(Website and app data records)

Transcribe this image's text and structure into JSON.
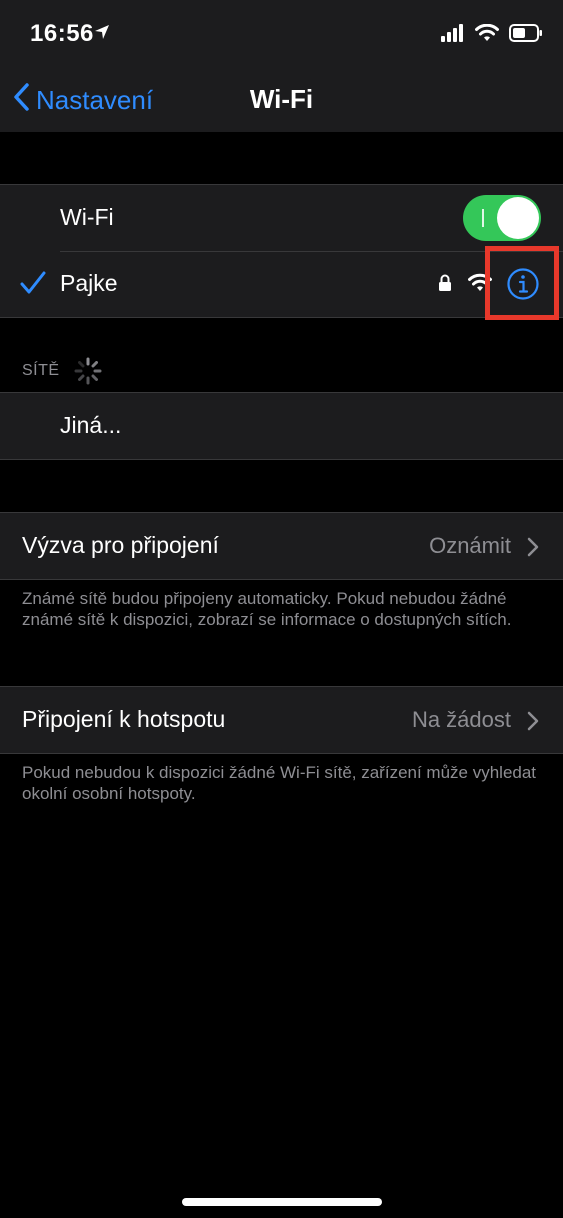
{
  "status_bar": {
    "time": "16:56"
  },
  "nav": {
    "back_label": "Nastavení",
    "title": "Wi-Fi"
  },
  "wifi": {
    "label": "Wi-Fi",
    "enabled": true,
    "connected_network": "Pajke"
  },
  "networks": {
    "header": "SÍTĚ",
    "other_label": "Jiná..."
  },
  "ask_join": {
    "label": "Výzva pro připojení",
    "value": "Oznámit",
    "footer": "Známé sítě budou připojeny automaticky. Pokud nebudou žádné známé sítě k dispozici, zobrazí se informace o dostupných sítích."
  },
  "hotspot": {
    "label": "Připojení k hotspotu",
    "value": "Na žádost",
    "footer": "Pokud nebudou k dispozici žádné Wi-Fi sítě, zařízení může vyhledat okolní osobní hotspoty."
  },
  "colors": {
    "accent": "#2f8cff",
    "toggle_on": "#34c759",
    "highlight": "#e8382b",
    "background": "#000000",
    "cell": "#1c1c1e"
  },
  "icons": {
    "location": "location-arrow-icon",
    "signal": "cellular-signal-icon",
    "wifi": "wifi-icon",
    "battery": "battery-icon",
    "back": "chevron-left-icon",
    "check": "checkmark-icon",
    "lock": "lock-icon",
    "info": "info-icon",
    "spinner": "activity-spinner-icon",
    "chevron": "chevron-right-icon"
  }
}
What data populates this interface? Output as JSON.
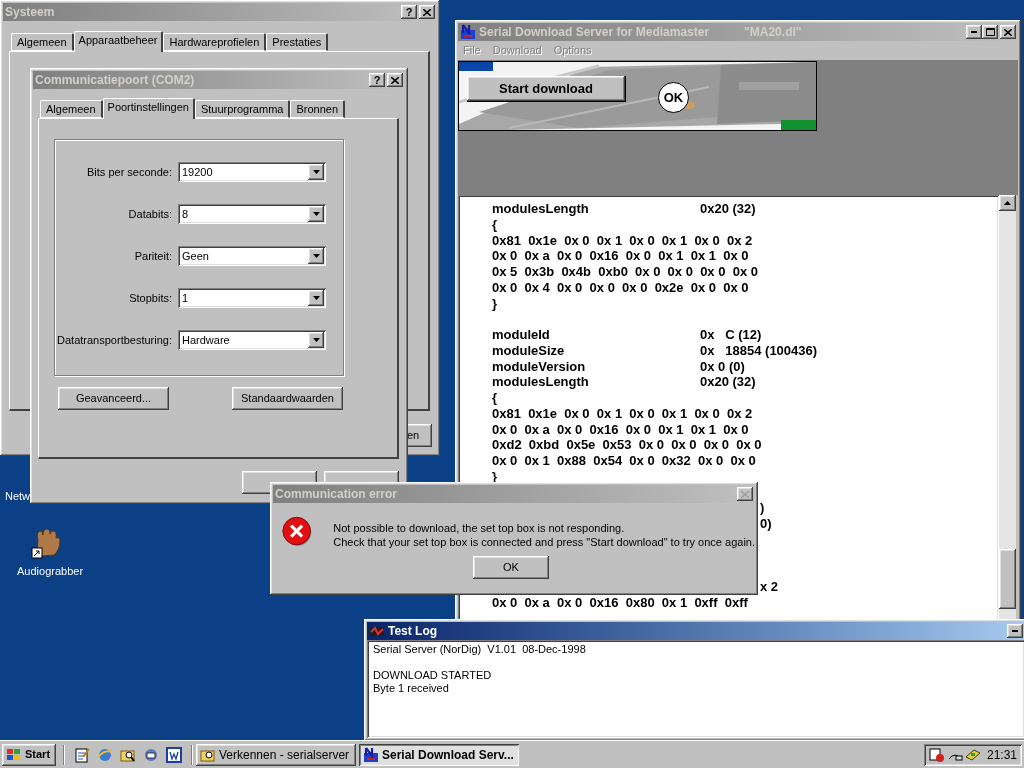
{
  "desktop_icons": [
    {
      "label": "Netw"
    },
    {
      "label": "Audiograbber"
    }
  ],
  "system_window": {
    "title": "Systeem",
    "active": false,
    "title_buttons": [
      {
        "kind": "help",
        "label": "?",
        "disabled": false
      },
      {
        "kind": "close",
        "disabled": false
      }
    ],
    "tabs": [
      {
        "label": "Algemeen",
        "selected": false
      },
      {
        "label": "Apparaatbeheer",
        "selected": true
      },
      {
        "label": "Hardwareprofielen",
        "selected": false
      },
      {
        "label": "Prestaties",
        "selected": false
      }
    ],
    "button_fragment": "en"
  },
  "port_dialog": {
    "title": "Communicatiepoort (COM2)",
    "active": false,
    "title_buttons": [
      {
        "kind": "help",
        "label": "?",
        "disabled": false
      },
      {
        "kind": "close",
        "disabled": false
      }
    ],
    "tabs": [
      {
        "label": "Algemeen",
        "selected": false
      },
      {
        "label": "Poortinstellingen",
        "selected": true
      },
      {
        "label": "Stuurprogramma",
        "selected": false
      },
      {
        "label": "Bronnen",
        "selected": false
      }
    ],
    "fields": [
      {
        "label": "Bits per seconde:",
        "value": "19200"
      },
      {
        "label": "Databits:",
        "value": "8"
      },
      {
        "label": "Pariteit:",
        "value": "Geen"
      },
      {
        "label": "Stopbits:",
        "value": "1"
      },
      {
        "label": "Datatransportbesturing:",
        "value": "Hardware"
      }
    ],
    "buttons": [
      "Geavanceerd...",
      "Standaardwaarden"
    ]
  },
  "serial_window": {
    "title": "Serial Download Server for Mediamaster",
    "file": "\"MA20.dl\"",
    "active": false,
    "title_buttons": [
      {
        "kind": "minimize",
        "disabled": false
      },
      {
        "kind": "maximize",
        "disabled": false
      },
      {
        "kind": "close",
        "disabled": false
      }
    ],
    "menu": [
      {
        "label": "File",
        "disabled": true
      },
      {
        "label": "Download",
        "disabled": true
      },
      {
        "label": "Options",
        "disabled": true
      }
    ],
    "start_button": "Start download",
    "status": "OK",
    "log_lines": [
      {
        "kind": "pair",
        "name": "modulesLength",
        "value": "0x20 (32)"
      },
      {
        "kind": "brace",
        "text": "{"
      },
      {
        "kind": "hex",
        "text": "0x81  0x1e  0x 0  0x 1  0x 0  0x 1  0x 0  0x 2"
      },
      {
        "kind": "hex",
        "text": "0x 0  0x a  0x 0  0x16  0x 0  0x 1  0x 1  0x 0"
      },
      {
        "kind": "hex",
        "text": "0x 5  0x3b  0x4b  0xb0  0x 0  0x 0  0x 0  0x 0"
      },
      {
        "kind": "hex",
        "text": "0x 0  0x 4  0x 0  0x 0  0x 0  0x2e  0x 0  0x 0"
      },
      {
        "kind": "brace",
        "text": "}"
      },
      {
        "kind": "blank"
      },
      {
        "kind": "pair",
        "name": "moduleId",
        "value": "0x   C (12)"
      },
      {
        "kind": "pair",
        "name": "moduleSize",
        "value": "0x   18854 (100436)"
      },
      {
        "kind": "pair",
        "name": "moduleVersion",
        "value": "0x 0 (0)"
      },
      {
        "kind": "pair",
        "name": "modulesLength",
        "value": "0x20 (32)"
      },
      {
        "kind": "brace",
        "text": "{"
      },
      {
        "kind": "hex",
        "text": "0x81  0x1e  0x 0  0x 1  0x 0  0x 1  0x 0  0x 2"
      },
      {
        "kind": "hex",
        "text": "0x 0  0x a  0x 0  0x16  0x 0  0x 1  0x 1  0x 0"
      },
      {
        "kind": "hex",
        "text": "0xd2  0xbd  0x5e  0x53  0x 0  0x 0  0x 0  0x 0"
      },
      {
        "kind": "hex",
        "text": "0x 0  0x 1  0x88  0x54  0x 0  0x32  0x 0  0x 0"
      },
      {
        "kind": "brace",
        "text": "}"
      },
      {
        "kind": "blank"
      },
      {
        "kind": "fragment",
        "text": ")"
      },
      {
        "kind": "fragment",
        "text": "0)"
      },
      {
        "kind": "blank"
      },
      {
        "kind": "blank"
      },
      {
        "kind": "blank"
      },
      {
        "kind": "fragment",
        "text": "x 2"
      },
      {
        "kind": "hex",
        "text": "0x 0  0x a  0x 0  0x16  0x80  0x 1  0xff  0xff"
      }
    ]
  },
  "error_dialog": {
    "title": "Communication error",
    "active": false,
    "title_buttons": [
      {
        "kind": "close",
        "disabled": true
      }
    ],
    "message": [
      "Not possible to download, the set top box is not responding.",
      "Check that your set top box is connected and press \"Start download\" to try once again."
    ],
    "button": "OK"
  },
  "test_log": {
    "title": "Test Log",
    "active": true,
    "title_buttons": [
      {
        "kind": "minimize",
        "disabled": false
      }
    ],
    "lines": [
      {
        "kind": "text",
        "text": "Serial Server (NorDig)  V1.01  08-Dec-1998"
      },
      {
        "kind": "blank"
      },
      {
        "kind": "text",
        "text": "DOWNLOAD STARTED"
      },
      {
        "kind": "text",
        "text": "Byte 1 received"
      }
    ]
  },
  "taskbar": {
    "start": "Start",
    "tasks": [
      {
        "label": "Verkennen - serialserver",
        "selected": false
      },
      {
        "label": "Serial Download Serv...",
        "selected": true
      }
    ],
    "clock": "21:31"
  }
}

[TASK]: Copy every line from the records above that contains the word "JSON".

[ANSWER BELOW]:
Transcribe this image's text and structure into JSON.
What data populates this interface? Output as JSON.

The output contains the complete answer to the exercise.